Catholic Social Services CEO Troy Davies said nearly 3,000 winter jackets were donated for this year's Uplift Day, mostly from Catholic parishes and schools In Edmonton.Kyle Greenham, Grandin Media

Uplift Day makes life a little easier for needy this winter

Zeny David

Zeny David will have warm clothing this winter and still be able to afford groceries.

In recent years the Edmonton woman has struggled to find steady employment after she suffered a workplace injury, and she has aspirations of becoming a qualified counsellor or social worker. With many challenges in her way, David — along with hundreds of others — was grateful for free clothing, food and services provided volunteers during the Uplift Day of Mercy on Sept. 28.

“This has helped me a lot, and I know it’s helping a lot of others too,” David said as she enjoyed a soup and sandwich at St. Alphonsus Parish in central Edmonton. “I got a pair of shoes, a winter coat, a blanket and hat. I know now I’ll be safe this winter. It’s so nice that they did this.”

For four years now, Catholic Social Services has organized the day-long event. Nearly 3,000 coats and jackets were donated this year, mostly through Catholic parishes and schools in Edmonton. Volunteers also provided lunch, family portraits, bike repairs and haircuts.

Cree elder Bert Auger of Whitefish Lake offers smudging to a variety of people at Uplift Day, held at St. Alphonsus Parish in Edmonton.Kyle Greenham, Grandin Media

“It’s a great event, and it’s encouraging to see so many people come by and so many people showing their support,” said Troy Davies, chief executive officer of Catholic Social Services. “We couldn’t do this without the support of the community and our partners. When I’m standing in the food line serving soup, there are a lot of ‘Thank yous’ offered.”

Edward Buckland

That gratitude was seen in many of the faces at the Uplift Day of Mercy.

Edward Buckland, who lives on disability benefits, said the free haircut and donated clothing were a big help to his limited income.

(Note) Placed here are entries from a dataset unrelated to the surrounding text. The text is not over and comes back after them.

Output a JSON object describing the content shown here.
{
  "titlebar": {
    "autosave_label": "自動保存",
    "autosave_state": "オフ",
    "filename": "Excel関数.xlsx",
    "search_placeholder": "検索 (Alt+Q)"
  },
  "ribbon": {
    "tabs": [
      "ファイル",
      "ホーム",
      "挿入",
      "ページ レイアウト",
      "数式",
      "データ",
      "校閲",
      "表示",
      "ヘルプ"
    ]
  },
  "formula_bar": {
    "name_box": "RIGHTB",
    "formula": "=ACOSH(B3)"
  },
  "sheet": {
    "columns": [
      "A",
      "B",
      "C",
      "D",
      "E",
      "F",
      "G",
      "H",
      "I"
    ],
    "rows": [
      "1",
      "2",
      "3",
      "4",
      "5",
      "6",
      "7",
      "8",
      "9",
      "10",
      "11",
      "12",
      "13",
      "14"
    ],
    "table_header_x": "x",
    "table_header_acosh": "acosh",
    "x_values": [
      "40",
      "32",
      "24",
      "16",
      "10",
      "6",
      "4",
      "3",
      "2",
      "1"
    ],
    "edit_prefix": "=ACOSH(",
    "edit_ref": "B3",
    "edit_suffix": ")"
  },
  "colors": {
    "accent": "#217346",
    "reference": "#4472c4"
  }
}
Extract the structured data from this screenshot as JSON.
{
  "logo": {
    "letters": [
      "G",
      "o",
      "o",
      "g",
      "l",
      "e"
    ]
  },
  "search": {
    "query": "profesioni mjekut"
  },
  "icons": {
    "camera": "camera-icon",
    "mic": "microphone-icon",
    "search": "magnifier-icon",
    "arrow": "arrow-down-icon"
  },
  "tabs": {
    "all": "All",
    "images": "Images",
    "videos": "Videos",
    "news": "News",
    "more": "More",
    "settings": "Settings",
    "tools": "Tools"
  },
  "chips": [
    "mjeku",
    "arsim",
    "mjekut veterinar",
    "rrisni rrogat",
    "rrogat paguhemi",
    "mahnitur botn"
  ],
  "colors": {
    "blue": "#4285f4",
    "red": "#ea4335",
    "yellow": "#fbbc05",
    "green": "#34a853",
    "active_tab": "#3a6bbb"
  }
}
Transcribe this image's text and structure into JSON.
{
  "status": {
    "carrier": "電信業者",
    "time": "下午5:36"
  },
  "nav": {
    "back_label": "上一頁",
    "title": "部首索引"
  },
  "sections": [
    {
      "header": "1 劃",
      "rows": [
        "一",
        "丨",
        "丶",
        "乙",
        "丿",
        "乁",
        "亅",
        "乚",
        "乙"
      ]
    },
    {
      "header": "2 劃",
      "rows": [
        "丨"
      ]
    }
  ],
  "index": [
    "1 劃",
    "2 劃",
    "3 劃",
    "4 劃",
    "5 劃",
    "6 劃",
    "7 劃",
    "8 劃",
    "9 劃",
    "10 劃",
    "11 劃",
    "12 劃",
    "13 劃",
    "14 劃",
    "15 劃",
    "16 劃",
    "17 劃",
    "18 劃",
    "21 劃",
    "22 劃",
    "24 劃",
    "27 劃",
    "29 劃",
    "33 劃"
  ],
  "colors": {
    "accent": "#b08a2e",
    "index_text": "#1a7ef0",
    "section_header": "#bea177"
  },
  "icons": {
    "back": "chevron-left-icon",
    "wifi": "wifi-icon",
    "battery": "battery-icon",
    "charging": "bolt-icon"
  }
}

Debbie Gallant attended for the first time this year, and she was amazed by the generosity.

“I live on about $800 a month so I can rarely afford a coat, boots or anything like that,” she said. “Now I’ve got a wonderful coat and I feel ready for the winter. It really makes a difference.”

The benefits of Uplift Day also come to the volunteers

Chris Stambaugh

Chris Stambaugh has offered free family portraits at the event since it began. Stambaugh recalled a couple who came to see him last year and told him that the photos would be their wedding pictures. The couple didn’t have enough money to hire a photographer on their actual wedding day.

“That was very touching,” Stambaugh said. “To be able to do something good and charitable with photography is great.”

There was also a spiritual component to Uplift Day.

Rev. Adam Lech offered a prayer and blessing to begin the event. Cree elder Bert Auger offered smudging outside the church.

SkyAnne Krupa describes the Uplift Day as a strong reflection of Catholic Social Services’ core values.

“You see how appreciative and thankful people are of the little things – like finding a bag or some shampoo,” said Krupa, who has volunteered since the event began.

“This really makes a statement that people are loved and valued. We try and show people they are worthy of respect and compassion regardless of what situation they’re in.”

Davies said he hopes it leaves with the community is a simple four words: “We care about you.”

Nearly 800 people received free coats, jackets, lunch and services on the Uplift Day of Mercy Sept. 28 in inner-city Edmonton.Kyle Greenham, Grandin Media